Extended Regular Expressions

General Information

Extended regular expressions (ERE-s) are used in several places in the LDM system -- primarily as a pattern for matching

Consequently, it's important to know how to use ERE-s.

See the official description of ERE-s.

There is an excellent tool for determining a matching ERE from example text.

Here is an incomplete summary of ERE syntax:

        .           Any single character
        [chars]     Character class: One  of chars
        [^chars]    Character class: None of chars
        text1|text2 Alternative: text1 or text2

        ?           0 or 1 of the preceding text
        *           0 or N of the preceding text (N > 0)
        +           1 or N of the preceding text (N > 1)
        {M,N}       M through N of the preceding text (either may be missing)

        (text)      Grouping of text
                 (either to set the borders of an alternative or
                 for making backreferences where the Nth group can
                 be used in a pqact PIPE action with (for example) \N)

        ^           Start of string anchor
        $           End   of string anchor

        \char       escape that particular character
                 (for instance to specify the characters ".[]()"

Pathological ERE-s

Don't use ERE-s with a ".*" prefix because:

  1. They can take up to three orders of magnitude longer to match against a string than their unprefixed counterparts; and
  2. The ".*" prefix adds nothing to the ERE: the same set of strings is matched if it's omitted.

This only applies to ERE-s with a ".*" prefix: the ERE ".*", by itself, is perfectly OK.

The inefficiency of pathological ERE-s can be seen by using the UNIX time utility with the LDM's regex utility. First the non-pathological case:

      $ time regex -n 10000 \
        -s 'lksjdfklsdjfkljsdfkljsdljfsdlkjfdlskjfldjflkjsdflkjsdflkjsd' \
      no match

      real	0m0.044s
      user	0m0.040s
      sys	0m0.000s

The above indicates that ten-thousand comparisons of the given string against the ERE took 0.04 seconds of user-time.

The timing of the corresponding pathological ERE is much different:

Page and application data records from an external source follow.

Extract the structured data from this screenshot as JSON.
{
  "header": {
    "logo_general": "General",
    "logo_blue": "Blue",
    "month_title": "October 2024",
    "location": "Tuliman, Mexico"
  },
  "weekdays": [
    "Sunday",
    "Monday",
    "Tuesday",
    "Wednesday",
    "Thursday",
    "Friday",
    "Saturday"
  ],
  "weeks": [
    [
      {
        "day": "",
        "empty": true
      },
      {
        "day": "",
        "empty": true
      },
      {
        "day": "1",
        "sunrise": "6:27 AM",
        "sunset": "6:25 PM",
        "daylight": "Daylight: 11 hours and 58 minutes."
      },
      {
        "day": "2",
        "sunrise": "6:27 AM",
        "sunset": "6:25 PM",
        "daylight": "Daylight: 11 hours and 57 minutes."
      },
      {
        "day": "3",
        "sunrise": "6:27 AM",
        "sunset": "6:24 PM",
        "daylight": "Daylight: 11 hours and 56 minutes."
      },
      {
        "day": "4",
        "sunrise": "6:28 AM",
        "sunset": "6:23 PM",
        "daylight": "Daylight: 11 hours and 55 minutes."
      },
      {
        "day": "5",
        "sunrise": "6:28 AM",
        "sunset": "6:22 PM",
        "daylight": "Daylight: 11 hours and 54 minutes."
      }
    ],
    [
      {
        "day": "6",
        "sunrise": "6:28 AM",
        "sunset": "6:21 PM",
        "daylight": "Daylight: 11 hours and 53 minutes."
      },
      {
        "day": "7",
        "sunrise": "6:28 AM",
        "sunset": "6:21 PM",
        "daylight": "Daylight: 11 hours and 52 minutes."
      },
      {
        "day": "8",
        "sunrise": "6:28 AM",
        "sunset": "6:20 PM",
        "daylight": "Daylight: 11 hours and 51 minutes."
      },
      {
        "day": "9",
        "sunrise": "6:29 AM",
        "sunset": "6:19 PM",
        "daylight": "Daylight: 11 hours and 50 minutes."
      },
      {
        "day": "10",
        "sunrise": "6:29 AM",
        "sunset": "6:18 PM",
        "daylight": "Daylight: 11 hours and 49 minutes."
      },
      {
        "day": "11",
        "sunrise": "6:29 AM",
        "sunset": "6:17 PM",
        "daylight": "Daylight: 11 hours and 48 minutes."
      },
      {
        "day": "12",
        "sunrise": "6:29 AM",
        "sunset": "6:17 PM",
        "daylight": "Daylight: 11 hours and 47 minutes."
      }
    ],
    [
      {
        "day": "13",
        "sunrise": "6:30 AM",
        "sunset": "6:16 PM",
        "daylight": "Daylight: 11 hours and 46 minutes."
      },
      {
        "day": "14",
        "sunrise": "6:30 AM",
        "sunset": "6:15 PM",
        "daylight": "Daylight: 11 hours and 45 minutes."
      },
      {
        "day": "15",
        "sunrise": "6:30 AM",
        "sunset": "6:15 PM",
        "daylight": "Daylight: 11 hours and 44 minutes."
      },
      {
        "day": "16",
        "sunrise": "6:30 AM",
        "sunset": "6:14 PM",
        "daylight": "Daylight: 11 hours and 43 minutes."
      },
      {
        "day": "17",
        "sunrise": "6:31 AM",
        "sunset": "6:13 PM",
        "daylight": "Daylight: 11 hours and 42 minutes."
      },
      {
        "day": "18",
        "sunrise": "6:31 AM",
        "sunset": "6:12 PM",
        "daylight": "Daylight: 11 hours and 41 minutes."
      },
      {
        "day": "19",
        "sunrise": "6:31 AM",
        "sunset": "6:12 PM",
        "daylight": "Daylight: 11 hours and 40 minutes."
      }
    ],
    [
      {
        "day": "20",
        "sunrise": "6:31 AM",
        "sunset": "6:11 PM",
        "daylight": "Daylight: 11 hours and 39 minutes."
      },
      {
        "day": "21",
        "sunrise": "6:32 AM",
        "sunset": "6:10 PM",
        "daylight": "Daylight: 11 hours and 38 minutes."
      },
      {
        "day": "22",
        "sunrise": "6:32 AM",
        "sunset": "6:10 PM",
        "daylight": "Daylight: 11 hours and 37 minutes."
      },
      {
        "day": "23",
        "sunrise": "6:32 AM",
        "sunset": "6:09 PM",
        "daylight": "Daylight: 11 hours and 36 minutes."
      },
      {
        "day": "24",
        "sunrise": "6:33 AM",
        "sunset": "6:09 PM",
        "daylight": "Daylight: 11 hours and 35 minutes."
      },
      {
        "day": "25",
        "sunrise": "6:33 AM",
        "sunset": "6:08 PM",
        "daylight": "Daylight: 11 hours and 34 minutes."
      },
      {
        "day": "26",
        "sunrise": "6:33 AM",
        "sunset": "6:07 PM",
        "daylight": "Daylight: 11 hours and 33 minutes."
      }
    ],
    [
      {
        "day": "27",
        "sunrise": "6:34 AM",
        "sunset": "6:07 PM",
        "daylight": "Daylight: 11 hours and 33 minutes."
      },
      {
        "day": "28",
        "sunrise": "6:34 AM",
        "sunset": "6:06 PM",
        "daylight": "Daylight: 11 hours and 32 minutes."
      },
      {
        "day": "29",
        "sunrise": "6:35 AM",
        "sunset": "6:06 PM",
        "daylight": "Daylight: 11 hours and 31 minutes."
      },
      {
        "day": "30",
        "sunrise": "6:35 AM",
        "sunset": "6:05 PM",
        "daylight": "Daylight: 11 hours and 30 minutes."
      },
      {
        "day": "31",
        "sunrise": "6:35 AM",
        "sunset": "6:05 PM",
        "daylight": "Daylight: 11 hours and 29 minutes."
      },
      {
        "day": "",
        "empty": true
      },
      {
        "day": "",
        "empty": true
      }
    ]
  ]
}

      $ time regex -n 10000 \
        -s 'lksjdfklsdjfkljsdfkljsdljfsdlkjfdlskjfldjflkjsdflkjsdflkjsd' \
      no match

      real	0m18.424s
      user	0m17.720s
      sys	0m0.020s

The above took 17.72 seconds of user-time, meaning that the non-pathological ERE is 443 times more efficient than the pathological one. More complex pathological ERE-s have even worse results.